Very much like his former boss, Donald Trump, Pompeo became known and admired for his directness. The former Secretary of State was unafraid to offer straight talk on America’s most troubling foreign policy issues–to friends and foes alike, dispensing with what another former Secretary of State, Henry Kissinger, once called “strategic ambiguity.”
In Mr. Pompeo’s world, a spade is a spade. Or, in this case, a state sponsor of terror is a state sponsor of terror.
In a remarkable shot across the bow of the new Biden administration, Pompeo chided the 46th President’s naivete. Speaking exclusively to Arab News, the former Secretary of State warned America’s new government that “the Iranian leadership understands how to drive a truck through American weakness.”
That wasn’t just bluster.
In specific Pompeo was addressing, and criticizing, the Biden administration’s decision to undo the Trump administration’s categorization of the Yemeni Houthis as terrorists. As well he should have: Houthi militants have launched missile attacks on neighboring Saudi Arabia–an indispensable and longstanding U.S. ally–blocked food from their own citizens and deployed mines in the narrow waters off the coast of Yemen where millions of barrels of oil pass each day. What’s worse? They do not act alone.
“No one disputes that the Houthis are terrorists,” Pompeo countered, “and no one disputes that the Iranians are underwriting them.” Not only is it foolish to reward Iran for this kind of dangerous and indeed murderous behavior, but it flies in the face of security policies that long precede the Trump administration. In fact, certain elements of the Iranian Revolutionary Guard forces, which developed and trained the Houthis as their proxies, have been designated a terrorist organization by the United States for nearly fifteen years.
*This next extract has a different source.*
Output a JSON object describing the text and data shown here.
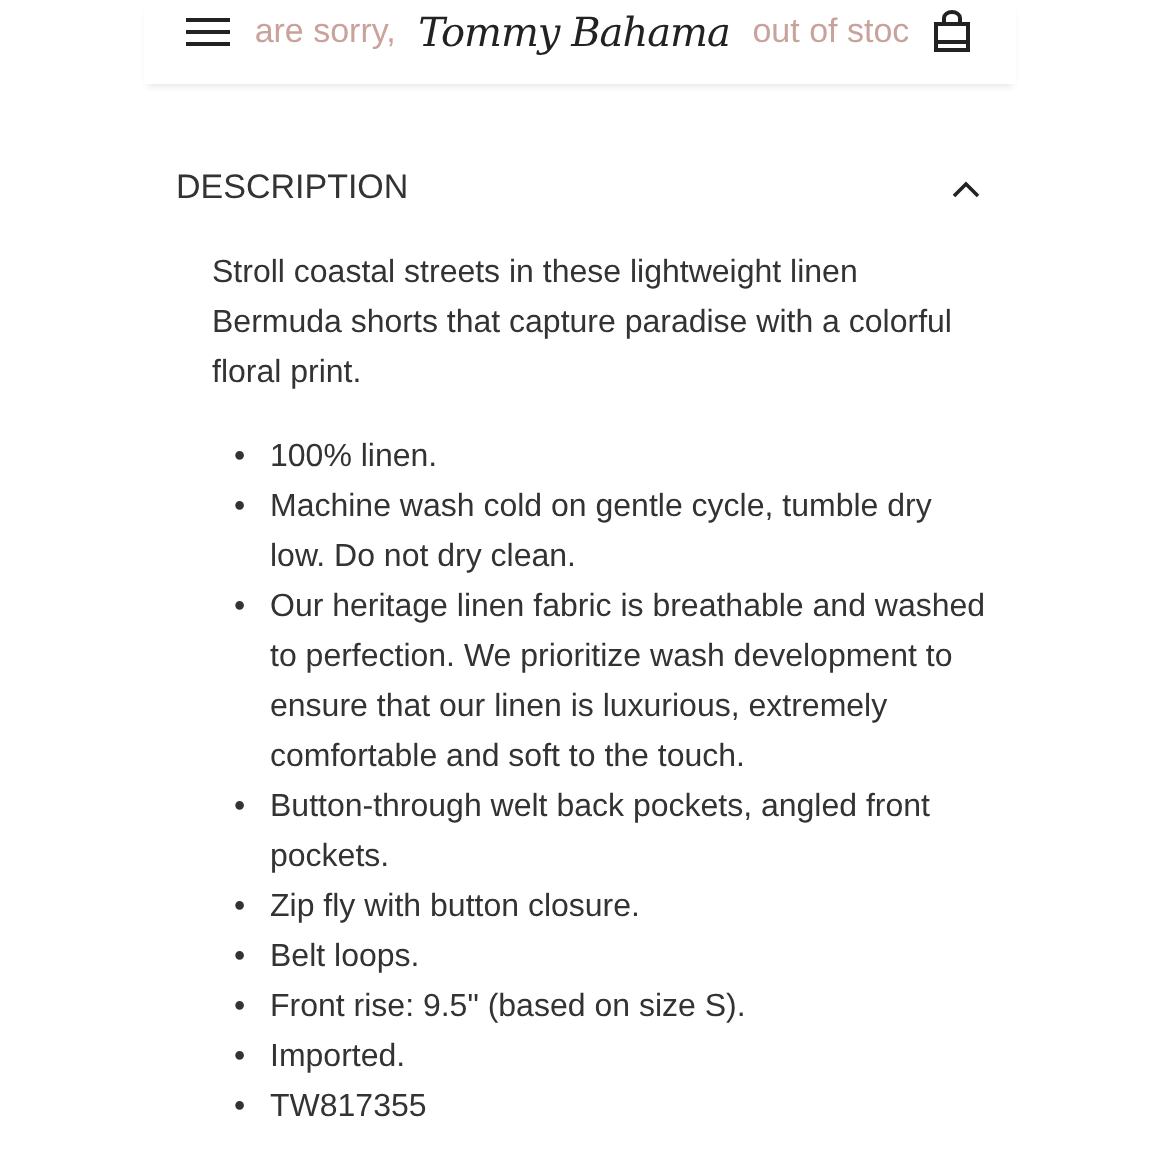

Of course, it remains to be seen if the Biden administration will credulously pursue a resumption of the Iran Deal despite the informed protestations of some of our closest allies in the region–those who know the most about Iranian perfidy and have suffered the worst of it, too. The Biden administration would be wise to consider that Pompeo’s warnings to Arab News are not a case of an embittered former public official lashing out at those who superseded him.
They are the measured words of a consistent advocate for human rights, who did not hesitate to speak truth to power during his time in office–and is not about to stop now, either. In one of his boldest moves, Pompeo charged the Chinese Communist Party with genocide in Xinjiang, the territory formerly known as East Turkestan. Beijing’s brutal treatment of Muslim Uyghurs and other Turkic groups has shocked the conscience of the world, but most of the world chose to stay silent, cowed or enticed by rising China’s economic might. It deserves to be noted that never before has the U.S. government leveled such a charge against a fellow nuclear power and fellow member of the U.N. Security Council.
Pompeo made the hard choice.
Nor is Pompeo’s boldness and forthrightness confined to U.S. nemeses. Even when dealing with occasionally truculent allies, the former Secretary of State was not afraid to speak plainly and forcefully. In this same interview with Arab News, Pompeo openly discussed one of the most difficult chapters in recent U.S.-Saudi relations; namely, the murder of Saudi dissident and Washington Post columnist Jamal Khashoggi in Istanbul.
During his tenure in office, Pompeo and the Trump administration sanctioned those involved in the killing and made clear that such behavior would not and could not be tolerated. Subsequently, the Kingdom of Saudi Arabia prosecuted those involved in the tragic crime. That passionate honesty with friends extended even to key U.S. allies like Canada.
There had been much speculation during Pompeo’s time in office as Secretary of State that he was considering a run for the Presidency. Only fifty-seven years old–which is quite young by the standards of our political era–this is certainly a possibility. Pompeo may also throw himself fully into supporting a new Trump campaign for president.
In a time when Democrats offer muddled approaches to a dangerous world, characterized by a mixture of cluelessness and helplessness, and too many politicians in general are interested more in attention than in accuracy, more in being praised than in being right, Pompeo stands out. America needs that kind of leadership.
Emir Gürbüz is an independent lawyer and member of the Turkish Atlantic Council